- El Niño, a period of warm ocean temperatures in the Pacific, puts the Marshall Islands at greater risk of drought. During times of drought, fish become scarce. This is concerning because fish is one of the main non-imported food sources in the Marshall Islands. Additionally, ocean warming and acidification harm the coral reefs surrounding the Marshall Islands, further threatening the existence of local fish.
Multinational Efforts to Address Hunger in the Marshall Islands
The Marshall Islands, in collaboration with other nations, has taken action towards establishing food security and eradicating hunger. One such initiative is the Readiness for El Nino project (RENI), a measure that the European Union funded and the Pacific Community (SPC) implemented. This project is a response to the severe 2016 El Niño drought. Dr. Colin Tukuitonga, Director-General of the SPC, stated that the project’s goal is to “enhance the resilience of the Marshallese communities in preparation for future droughts, and serve as a model for mitigation efforts across the region.”
The implementation of the RENI project started in June 2017 and will proceed through October 2020. During the implementation phase, project leaders consult local communities including women and other marginalized groups. The consultations determine each community’s exposure and sensitivity to environmental challenges, as well as their ability to adapt.
In addition to preparing communities for drought, the RENI project also teaches home gardening and provides training in food preservation methods. All of these strategies seek to establish food security and decrease reliance on imported foods. This project will directly benefit 1,059 people and indirectly benefit 1,605 people.
So far, the RENI project has returned preliminary reports from the Ailuk Atoll, a northern atoll of the Marshall Islands. The consultation phase of the project has concluded and the RENI project has drafted a disaster management plan with the community.
Pacific Island Countries Addressing Hunger Together
Other island countries, like Taiwan, have also partnered with the Marshall Islands to increase food security. Taiwan’s International Cooperation and Development Fund established a hydroponics demonstration farm to help introduce innovative farming techniques to the Marshall Islands.
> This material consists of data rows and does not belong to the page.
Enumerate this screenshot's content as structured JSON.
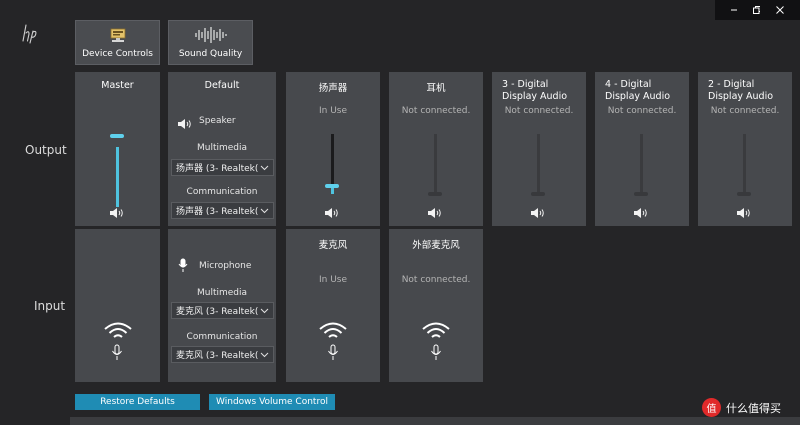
{
  "window": {
    "controls": [
      "minimize",
      "restore",
      "close"
    ]
  },
  "top_buttons": [
    {
      "label": "Device Controls",
      "icon": "device-controls-icon"
    },
    {
      "label": "Sound Quality",
      "icon": "waveform-icon"
    }
  ],
  "rows": {
    "output": "Output",
    "input": "Input"
  },
  "output": {
    "master": {
      "title": "Master",
      "level": 0.98
    },
    "default": {
      "device": "Speaker",
      "multimedia_label": "Multimedia",
      "multimedia_value": "扬声器 (3- Realtek(",
      "communication_label": "Communication",
      "communication_value": "扬声器 (3- Realtek("
    },
    "devices": [
      {
        "name": "扬声器",
        "status": "In Use",
        "level": 0.11
      },
      {
        "name": "耳机",
        "status": "Not connected.",
        "level": 0
      },
      {
        "name": "3 - Digital Display Audio",
        "status": "Not connected.",
        "level": 0
      },
      {
        "name": "4 - Digital Display Audio",
        "status": "Not connected.",
        "level": 0
      },
      {
        "name": "2 - Digital Display Audio",
        "status": "Not connected.",
        "level": 0
      }
    ]
  },
  "input": {
    "default": {
      "device": "Microphone",
      "multimedia_label": "Multimedia",
      "multimedia_value": "麦克风 (3- Realtek(",
      "communication_label": "Communication",
      "communication_value": "麦克风 (3- Realtek("
    },
    "devices": [
      {
        "name": "麦克风",
        "status": "In Use"
      },
      {
        "name": "外部麦克风",
        "status": "Not connected."
      }
    ]
  },
  "bottom_buttons": {
    "restore": "Restore Defaults",
    "windows_volume": "Windows Volume Control"
  },
  "watermark": {
    "text": "什么值得买",
    "logo_char": "值"
  },
  "colors": {
    "accent": "#4fc3df",
    "button": "#1f8cb4",
    "panel": "#47494d",
    "background": "#252527"
  }
}
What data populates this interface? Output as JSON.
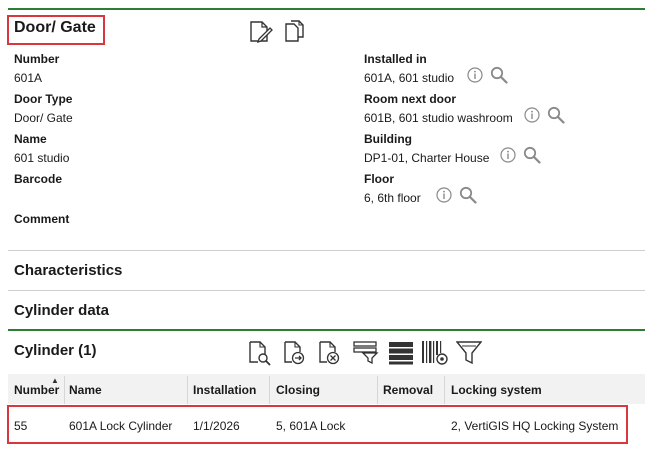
{
  "header": {
    "title": "Door/ Gate",
    "icons": [
      "edit-document-icon",
      "copy-document-icon"
    ]
  },
  "fields_left": [
    {
      "label": "Number",
      "value": "601A"
    },
    {
      "label": "Door Type",
      "value": "Door/ Gate"
    },
    {
      "label": "Name",
      "value": "601 studio"
    },
    {
      "label": "Barcode",
      "value": ""
    },
    {
      "label": "Comment",
      "value": ""
    }
  ],
  "fields_right": [
    {
      "label": "Installed in",
      "value": "601A, 601 studio"
    },
    {
      "label": "Room next door",
      "value": "601B, 601 studio washroom"
    },
    {
      "label": "Building",
      "value": "DP1-01, Charter House"
    },
    {
      "label": "Floor",
      "value": "6, 6th floor"
    }
  ],
  "sections": {
    "characteristics": "Characteristics",
    "cylinder_data": "Cylinder data",
    "cylinder": "Cylinder (1)"
  },
  "cylinder_toolbar": [
    "view-document-icon",
    "export-document-icon",
    "remove-document-icon",
    "filter-rows-icon",
    "list-view-icon",
    "barcode-settings-icon",
    "funnel-filter-icon"
  ],
  "table": {
    "sort_indicator": "▲",
    "columns": [
      "Number",
      "Name",
      "Installation",
      "Closing",
      "Removal",
      "Locking system"
    ],
    "rows": [
      [
        "55",
        "601A Lock Cylinder",
        "1/1/2026",
        "5, 601A Lock",
        "",
        "2, VertiGIS HQ Locking System"
      ]
    ]
  },
  "colors": {
    "accent_green": "#2e7d32",
    "highlight_red": "#d9363e",
    "icon_gray": "#8a8a8a"
  }
}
This farm opened in January 2020.
Hydroponics farming is a method of growing plants using nutrient solutions in water solvent instead of soil. It is helpful in countries that lack fertile soil like the Marshall Islands. This farming technique will help diversify local fruit and vegetable production.
Like the RENI project, Taiwan’s hydroponic project has an educational component that will share vital knowledge about crop management and nutrition. In the next five years, this project hopes to increase vegetable and fruit production by around 100 kilograms per month.
Over time, with cooperation between the Marshall Islands and other nations, the country may be able to eradicate hunger.
– Antoinette Fang